In addition to the conversation between past and present, the work also functions in dual dimensions. Multiple prints have been made with the sculptures, resulting in an impressive variety of 2-D patterns. Aside from the Pastoral Process series, which conveniently displays the prints with the sculpture that made them, it was difficult for me to place the print with its corresponding object. At first, I thought this was an unfortunate oversight, but given further consideration, I'm grateful. Switch Back is a large, black woodcut print scratched with dramatic white curves that echo one another like a yin-and-yang symbol. The execution is dynamic and swift. I have no way of knowing for sure which, if any, of the objects on display made the piece, and I'm okay with this. The show doesn't need a novel question-and-answer format, as though we were visiting a science museum. The point being made here is more sophisticated than that. Switch Back has its own life. Its streaks are wounds scratched into the night by monsters or the last light in a darkening sky. This is compelling enough.

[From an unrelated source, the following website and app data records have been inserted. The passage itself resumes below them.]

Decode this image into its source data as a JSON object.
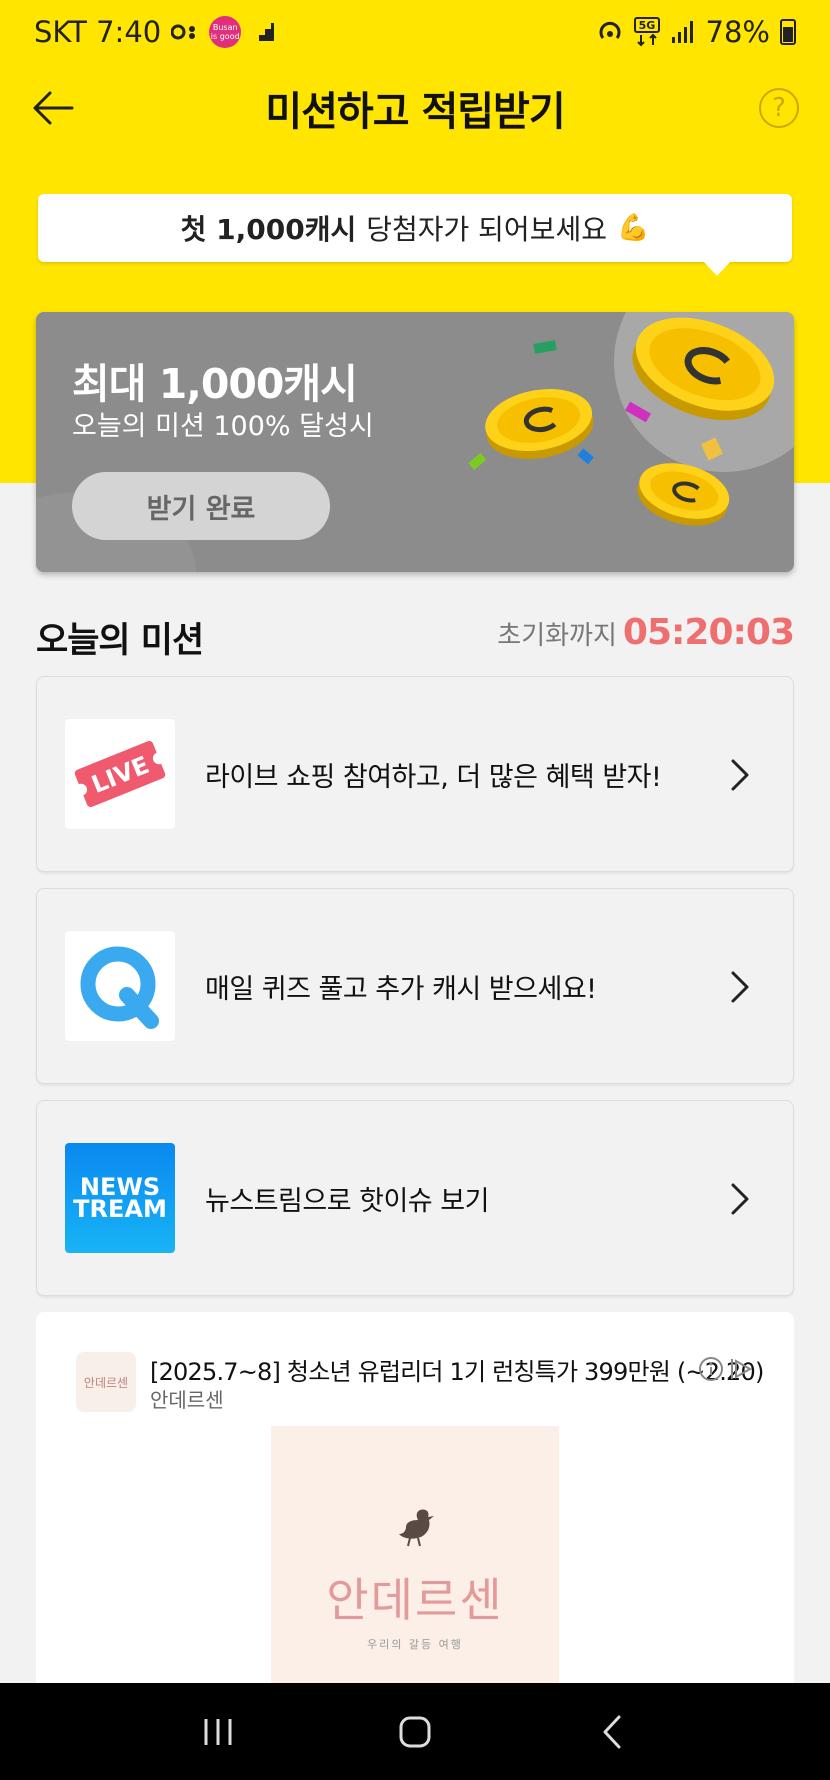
{
  "status_bar": {
    "carrier_time": "SKT 7:40",
    "busan_badge": "Busan is good",
    "network": "5G",
    "battery": "78%"
  },
  "header": {
    "title": "미션하고 적립받기",
    "help_glyph": "?"
  },
  "promo_bubble": {
    "bold": "첫 1,000캐시",
    "rest": "당첨자가 되어보세요",
    "emoji": "💪"
  },
  "reward_card": {
    "title": "최대 1,000캐시",
    "subtitle": "오늘의 미션 100% 달성시",
    "button_label": "받기 완료"
  },
  "missions_section": {
    "heading": "오늘의 미션",
    "reset_label": "초기화까지",
    "reset_timer": "05:20:03"
  },
  "missions": [
    {
      "text": "라이브 쇼핑 참여하고, 더 많은 혜택 받자!",
      "thumb_label": "LIVE",
      "icon": "live-ticket-icon"
    },
    {
      "text": "매일 퀴즈 풀고 추가 캐시 받으세요!",
      "thumb_label": "Q",
      "icon": "quiz-q-icon"
    },
    {
      "text": "뉴스트림으로 핫이슈 보기",
      "thumb_label_1": "NEWS",
      "thumb_label_2": "TREAM",
      "icon": "newstream-icon"
    }
  ],
  "ad": {
    "title": "[2025.7~8] 청소년 유럽리더 1기 런칭특가 399만원 (~2.20)",
    "brand": "안데르센",
    "logo_text": "안데르센",
    "image_name": "안데르센",
    "image_tagline": "우리의 갈등 여행"
  },
  "colors": {
    "header_yellow": "#ffe500",
    "timer_red": "#ee6f6f",
    "card_gray": "#8c8c8c"
  }
}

A print on paper takes up space in as real a way as the massive beam called Giant Point Bar 840# does. The give and take of this process is a conundrum. Is the print only a footprint of the real piece (the object), or is the object only a tool, a means to an end? Despite the fact that Craft's pieces can, and do, stand alone, the prints and the objects speak to each other, or at least speak at the same time. The beam impresses upon the printworks the same way it impresses upon the eye. In this sense, the viewer is the third element here, combining with the prints and the objects to form a never-ending cycle of witness. The result is a chamber of reverberating visions – one that can only be entered by looking.

"Scorch and Drag: Prints and Sculptures by John Robert Craft"

Flatbed Press & Gallery, 2832 E. MLK, 512/477-9328
Through Aug. 27

A note to readers: Bold and uncensored, The Austin Chronicle has been Austin’s independent news source for over 40 years, expressing the community’s political and environmental concerns and supporting its active cultural scene. Now more than ever, we need your support to continue supplying Austin with independent, free press. If real news is important to you, please consider making a donation of $5, $10 or whatever you can afford, to help keep our journalism on stands.

Support the Chronicle  

More Flatbed Press & Gallery
“Mayhem, Method & Medium: Mike O’Brien” at Flatbed
Sculptures of striped tubes take on an uncanny life when photographed and reprinted by the artist

Sam Anderson-Ramos, Dec. 2, 2016

More Arts Reviews
Review: Gilbert & Sullivan Austin's <i>The McAdo</i>
Review: Gilbert & Sullivan Austin’s The McAdo
Spry rewrite of the classic operetta swaps kimonos for kilts

Bob Abelman, June 17, 2022

Ronnie Earle, Gangbuster
Ronnie Earle, Gangbuster
Jesse Sublett revisits Austin’s criminal past in Last Gangster in Austin

Jay Trachtenberg, June 10, 2022

More by Sam Anderson-Ramos
“Pio Pulido: The Last Exhibit of the 20th Century” at the MACC
This retrospective is like visiting an artist's crowded studio and yet provides just a glimpse of this visionary's output

Sept. 1, 2017

“Teresa Hubbard/Alexander Birchler: Giant” at the Blanton Museum of Art
“Teresa Hubbard/Alexander Birchler: Giant” at the Blanton Museum of Art
The film is good at showing the fate of the film set of Giant, but it leaves open the question of what's happened to Marfa

Aug. 25, 2017


Flatbed Press & Gallery, John Robert Craft

One click gets you all the newsletters listed below

Breaking news, arts coverage, and daily events

Can't keep up with happenings around town? We can help.

Austin's queerest news and events

Eric Goodman's Austin FC column, other soccer news

Behind the scenes at The Austin Chronicle

Information is power. Support the free press, so we can support Austin.   Support the Chronicle